University of North Carolina, Chapel Hill
March 30, 2018
Harmful (toxic, hypoxia-generating, food web altering) blue-green algal or cyanobacterial blooms (CyanoHABs) are proliferating worldwide in freshwater ecosystems, where they represent a serious threat to drinking water, recreational and fishing use and overall sustainability. Nutrient (both phosphorus and nitrogen) input reductions have been prescribed to control CyanoHABs. However, climatic changes, specifically warming, increased vertical stratification, salinization, and intensification of storms and droughts, favor CyanoHABs and thus play synergistic roles in promoting CyanoHAB frequency, intensity, geographic distribution, and duration. In particular, rising temperatures cause shifts in critical nutrient thresholds at which cyanobacterial blooms can develop. From a management perspective, nutrient input reductions aimed at controlling CyanoHABs may need to be more aggressively pursued in a warmer, hydrologically more extreme world. Additional control steps that have been taken include 1) altering the hydrology to enhance vertical mixing and/or flushing and 2) decreasing nutrient fluxes from organic-rich sediments by physically oxygenating or removing the sediments or capping sediments with clay. These efforts, however, have met with mixed results and can disrupt benthic and planktonic habitats. In most instances, long-term effective eutrophication and CyanoHAB control must consider adaptive nutrient control strategies within the context of altered thermal and hydrologic regimes associated with climate change.
University of Minnesota
January 19, 2018
Water resources worldwide are coming under stress due to increasing demand from a growing population, increasing pollution, and depleting or uncertain supplies due to changing climate in which drought and floods have both become more frequent. As domains associated with Water continue to experience tremendous data growth from models, sensors, and satellites, there is an unprecedented opportunity for machine learning to help address urgent water challenges facing the humanity.

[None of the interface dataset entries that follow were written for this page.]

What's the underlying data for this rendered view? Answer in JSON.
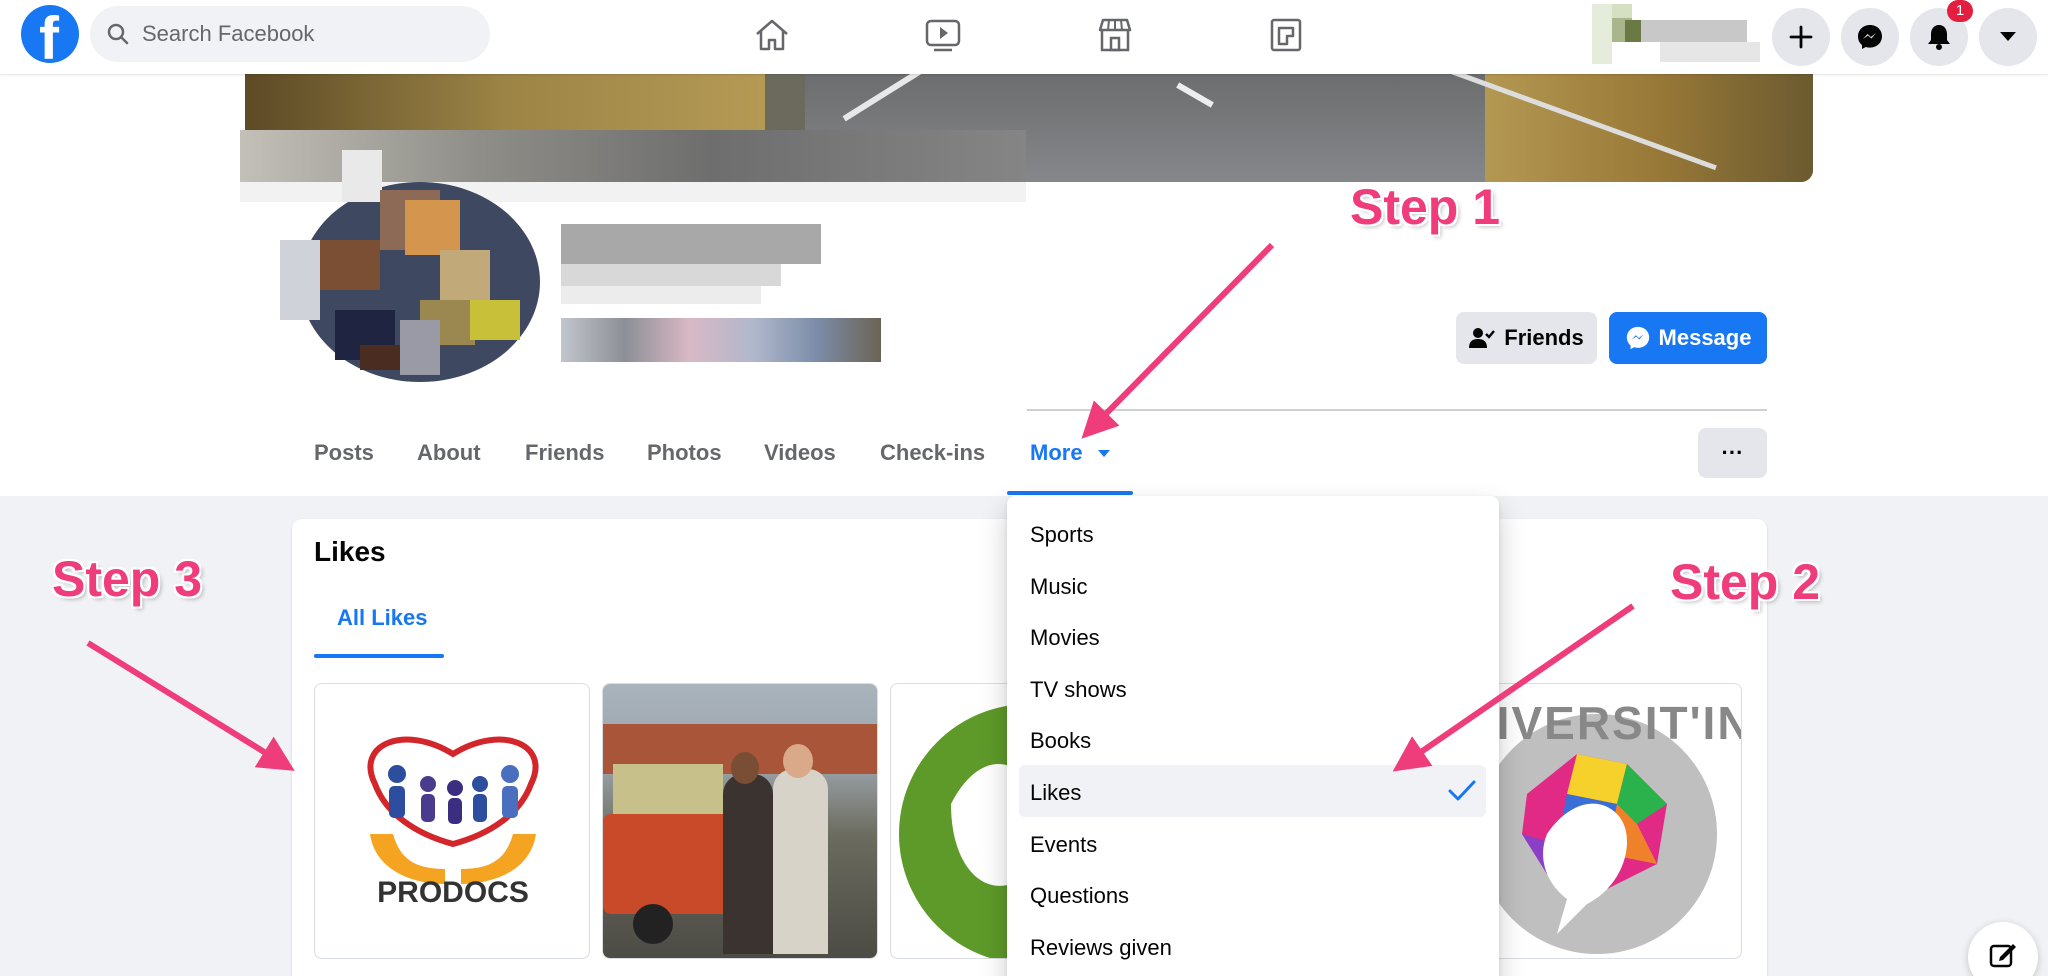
{
  "topbar": {
    "logo_letter": "f",
    "search_placeholder": "Search Facebook",
    "notification_count": "1",
    "nav_icons": [
      "home-icon",
      "watch-icon",
      "marketplace-icon",
      "gaming-icon"
    ],
    "right_icons": [
      "plus-icon",
      "messenger-icon",
      "bell-icon",
      "caret-down-icon"
    ]
  },
  "profile": {
    "friends_button": "Friends",
    "message_button": "Message",
    "more_options_label": "···"
  },
  "tabs": [
    "Posts",
    "About",
    "Friends",
    "Photos",
    "Videos",
    "Check-ins",
    "More"
  ],
  "likes_section": {
    "title": "Likes",
    "subtab": "All Likes",
    "tiles": [
      "PRODOCS",
      "",
      "",
      "DIVERSIT'IN"
    ]
  },
  "more_menu": {
    "items": [
      "Sports",
      "Music",
      "Movies",
      "TV shows",
      "Books",
      "Likes",
      "Events",
      "Questions",
      "Reviews given"
    ],
    "selected": "Likes"
  },
  "annotations": {
    "step1": "Step 1",
    "step2": "Step 2",
    "step3": "Step 3"
  },
  "colors": {
    "brand": "#1877f2",
    "annotation": "#ef3c7a",
    "badge": "#e41e3f"
  }
}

This talk will examine the role of big data and machine learning can play in advancing water science, challenges faced by traditional Machine learning methods in addressing the domain of water, and some early successes.